“That’s why those men came here. That’s why Sebastian was kidnapped,” said Evie carefully.
“That’s why those men came here. That’s why Sebastian was kidnapped,” said Evie carefully.
“Are you saying that the Filipendulous Five are responsible for the extreme damage that was done to society headquarters the other day? The damage that will take months to repair, and at quite a high expense?” asked Lady Trill slowly.
“Uh,” replied Evie.
“In a manner of speaking,” replied Myrtle, not looking very pleased.
“Well .?.?.?,” said Evie, thinking as fast as she could. The last thing she wanted was for the board to refuse to help rescue Sebastian and find her grandfather because of some evil men showing up and causing mass chaos in the society building.
1 I once saw an opinion wearing the most spectacular curly mustache that distracted me so much, I totally let him come into my head, even though I found his footwear suspicious.
2 Unless, of course, you’re part of the “We want to hurt each other for fun” club, which, from my understanding, is currently down to one member.
3 Which is also how I describe the new duvet cover I just got for my bed.
4 Time wasn’t not on their side either. Time just generally likes to maintain a neutral opinion on most subjects.
5 Or a distasteful painting of an unpleasant smell.
Praise for the first book in the Explorers series: The Explorers: The Door in the Alley
"In this wildly funny adventure,...animals in teeny hats, Wonderland-style logic, and loads of wordplay and sarcasm will keep readers giggling all the way through."-Kirkus Reviews
"Exhilarating....Fans of a Series of Unfortunate Events will be drawn to this."—Booklist
“A rollicking read, full of derring-do and old-fashioned villainy.”—SLJ
"Funny, offbeat, and subversive...occasional footnotes and other humorous asides from the omniscient narrator break the fourth wall and ramp up the playfulness."—The Horn Book
"Narrated with a smart, brisk tone and plenty of snark...The Door in the Alley packs plenty of twists, turns and danger."—Shelf Awareness

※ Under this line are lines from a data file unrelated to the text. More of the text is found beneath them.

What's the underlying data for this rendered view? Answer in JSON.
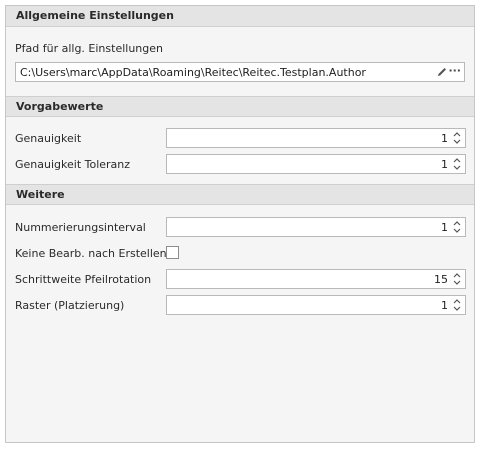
{
  "sections": {
    "general": {
      "title": "Allgemeine Einstellungen",
      "path_label": "Pfad für allg. Einstellungen",
      "path_value": "C:\\Users\\marc\\AppData\\Roaming\\Reitec\\Reitec.Testplan.Author",
      "ellipsis": "···"
    },
    "defaults": {
      "title": "Vorgabewerte",
      "genauigkeit_label": "Genauigkeit",
      "genauigkeit_value": "1",
      "toleranz_label": "Genauigkeit Toleranz",
      "toleranz_value": "1"
    },
    "more": {
      "title": "Weitere",
      "nummer_label": "Nummerierungsinterval",
      "nummer_value": "1",
      "keine_label": "Keine Bearb. nach Erstellen",
      "pfeil_label": "Schrittweite Pfeilrotation",
      "pfeil_value": "15",
      "raster_label": "Raster (Platzierung)",
      "raster_value": "1"
    }
  },
  "icons": {
    "edit": "pencil-icon",
    "browse": "ellipsis-icon",
    "spin_up": "chevron-up-icon",
    "spin_down": "chevron-down-icon"
  }
}
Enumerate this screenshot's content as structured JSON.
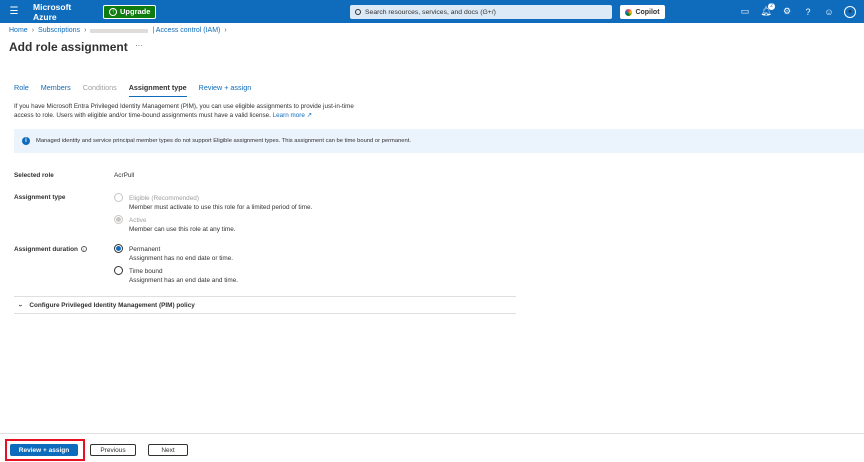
{
  "topbar": {
    "brand": "Microsoft Azure",
    "upgrade_label": "Upgrade",
    "search_placeholder": "Search resources, services, and docs (G+/)",
    "copilot_label": "Copilot",
    "notification_count": "2"
  },
  "breadcrumb": {
    "items": [
      "Home",
      "Subscriptions",
      "| Access control (IAM)"
    ]
  },
  "page": {
    "title": "Add role assignment",
    "more": "···"
  },
  "tabs": [
    {
      "label": "Role",
      "state": "link"
    },
    {
      "label": "Members",
      "state": "link"
    },
    {
      "label": "Conditions",
      "state": "disabled"
    },
    {
      "label": "Assignment type",
      "state": "active"
    },
    {
      "label": "Review + assign",
      "state": "link"
    }
  ],
  "intro": {
    "text": "If you have Microsoft Entra Privileged Identity Management (PIM), you can use eligible assignments to provide just-in-time access to role. Users with eligible and/or time-bound assignments must have a valid license.",
    "link": "Learn more"
  },
  "info_bar": {
    "text": "Managed identity and service principal member types do not support Eligible assignment types. This assignment can be time bound or permanent."
  },
  "form": {
    "selected_role_label": "Selected role",
    "selected_role_value": "AcrPull",
    "assignment_type_label": "Assignment type",
    "assignment_type_options": [
      {
        "title": "Eligible (Recommended)",
        "desc": "Member must activate to use this role for a limited period of time.",
        "selected": false,
        "disabled": true
      },
      {
        "title": "Active",
        "desc": "Member can use this role at any time.",
        "selected": true,
        "disabled": true
      }
    ],
    "duration_label": "Assignment duration",
    "duration_options": [
      {
        "title": "Permanent",
        "desc": "Assignment has no end date or time.",
        "selected": true
      },
      {
        "title": "Time bound",
        "desc": "Assignment has an end date and time.",
        "selected": false
      }
    ],
    "pim_section": "Configure Privileged Identity Management (PIM) policy"
  },
  "footer": {
    "review_assign": "Review + assign",
    "previous": "Previous",
    "next": "Next"
  },
  "colors": {
    "accent": "#0f6cbd",
    "highlight": "#e81123"
  }
}
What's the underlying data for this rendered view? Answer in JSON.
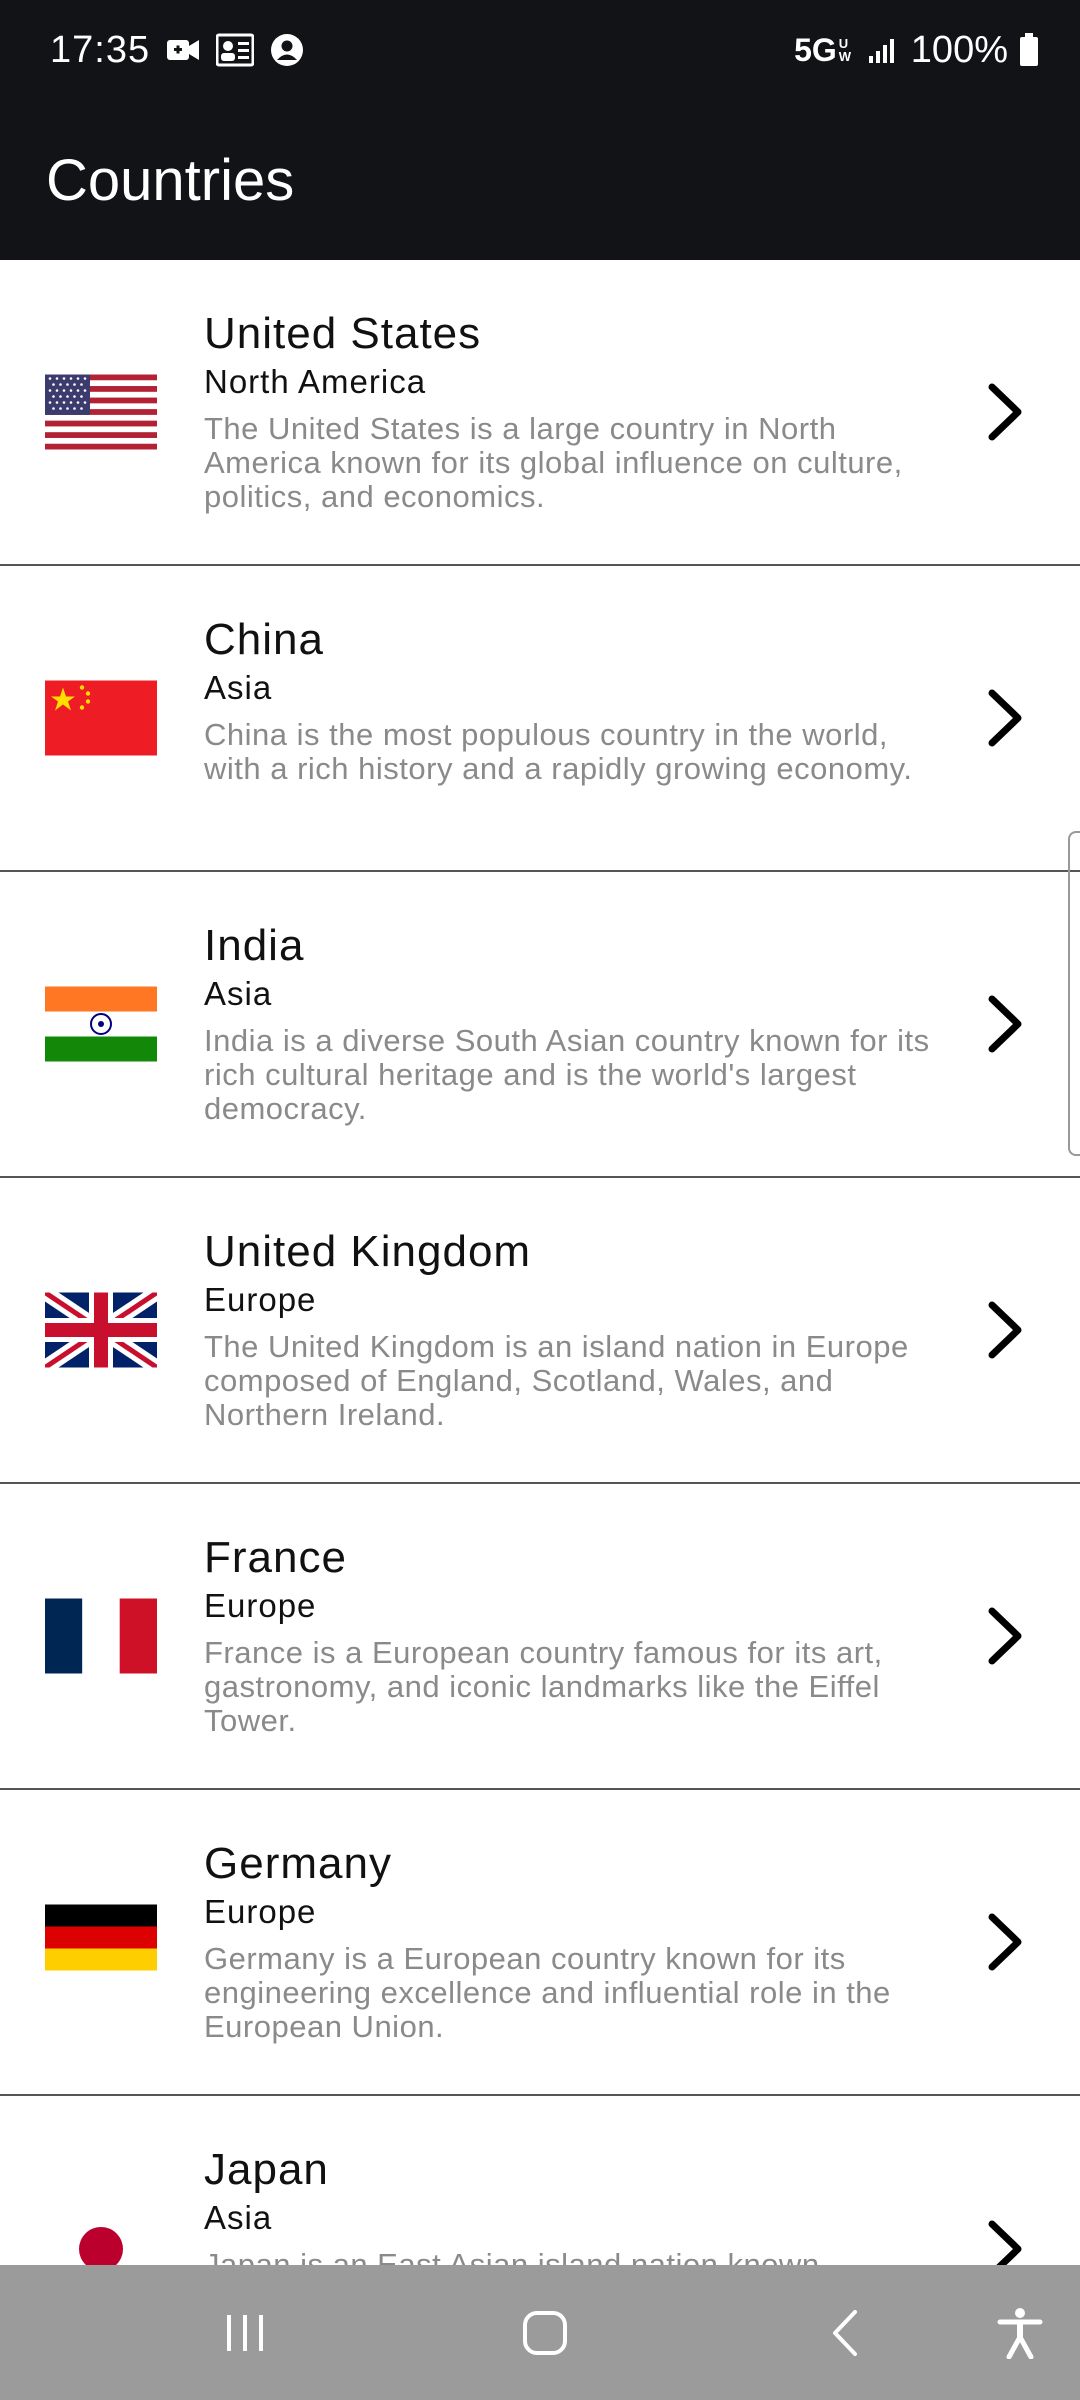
{
  "status_bar": {
    "time": "17:35",
    "network": "5G",
    "network_sub": "UW",
    "battery": "100%",
    "icons": [
      "video-call-icon",
      "contact-card-icon",
      "account-circle-icon",
      "signal-icon",
      "battery-icon"
    ]
  },
  "app_bar": {
    "title": "Countries"
  },
  "countries": [
    {
      "name": "United States",
      "continent": "North America",
      "description": "The United States is a large country in North America known for its global influence on culture, politics, and economics.",
      "flag": "us-flag-icon"
    },
    {
      "name": "China",
      "continent": "Asia",
      "description": "China is the most populous country in the world, with a rich history and a rapidly growing economy.",
      "flag": "china-flag-icon"
    },
    {
      "name": "India",
      "continent": "Asia",
      "description": "India is a diverse South Asian country known for its rich cultural heritage and is the world's largest democracy.",
      "flag": "india-flag-icon"
    },
    {
      "name": "United Kingdom",
      "continent": "Europe",
      "description": "The United Kingdom is an island nation in Europe composed of England, Scotland, Wales, and Northern Ireland.",
      "flag": "uk-flag-icon"
    },
    {
      "name": "France",
      "continent": "Europe",
      "description": "France is a European country famous for its art, gastronomy, and iconic landmarks like the Eiffel Tower.",
      "flag": "france-flag-icon"
    },
    {
      "name": "Germany",
      "continent": "Europe",
      "description": "Germany is a European country known for its engineering excellence and influential role in the European Union.",
      "flag": "germany-flag-icon"
    },
    {
      "name": "Japan",
      "continent": "Asia",
      "description": "Japan is an East Asian island nation known",
      "flag": "japan-flag-icon"
    }
  ],
  "nav_bar": {
    "icons": [
      "recent-apps-icon",
      "home-icon",
      "back-icon",
      "accessibility-icon"
    ]
  },
  "colors": {
    "app_bar_bg": "#121316",
    "nav_bar_bg": "#9b9b9b",
    "description_text": "#8a8a8a",
    "divider": "#555555"
  }
}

"The Explorers: The Door in the Alley is a rollicking and clever adventure! Chock full of brilliant plot twists, pitch-perfect humor, and non-stop action. Kress has kicked off this series with a bang!"—Arthur Slade, author of The Hunchback Assignments